[[ SOURCE DATA open ]]

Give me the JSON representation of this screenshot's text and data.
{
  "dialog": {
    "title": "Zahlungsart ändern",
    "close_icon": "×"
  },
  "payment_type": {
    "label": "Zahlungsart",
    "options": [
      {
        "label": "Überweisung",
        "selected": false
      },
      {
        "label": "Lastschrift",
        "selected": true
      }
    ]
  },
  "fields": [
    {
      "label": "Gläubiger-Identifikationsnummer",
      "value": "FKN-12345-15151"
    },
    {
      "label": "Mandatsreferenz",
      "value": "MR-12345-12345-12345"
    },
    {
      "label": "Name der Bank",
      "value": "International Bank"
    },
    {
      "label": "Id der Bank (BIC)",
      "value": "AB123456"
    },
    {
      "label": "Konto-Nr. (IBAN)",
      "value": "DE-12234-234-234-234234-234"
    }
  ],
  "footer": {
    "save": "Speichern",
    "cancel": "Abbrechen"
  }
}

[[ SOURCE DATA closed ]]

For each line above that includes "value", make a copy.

      "value": "FKN-12345-15151"
      "value": "MR-12345-12345-12345"
      "value": "International Bank"
      "value": "AB123456"
      "value": "DE-12234-234-234-234234-234"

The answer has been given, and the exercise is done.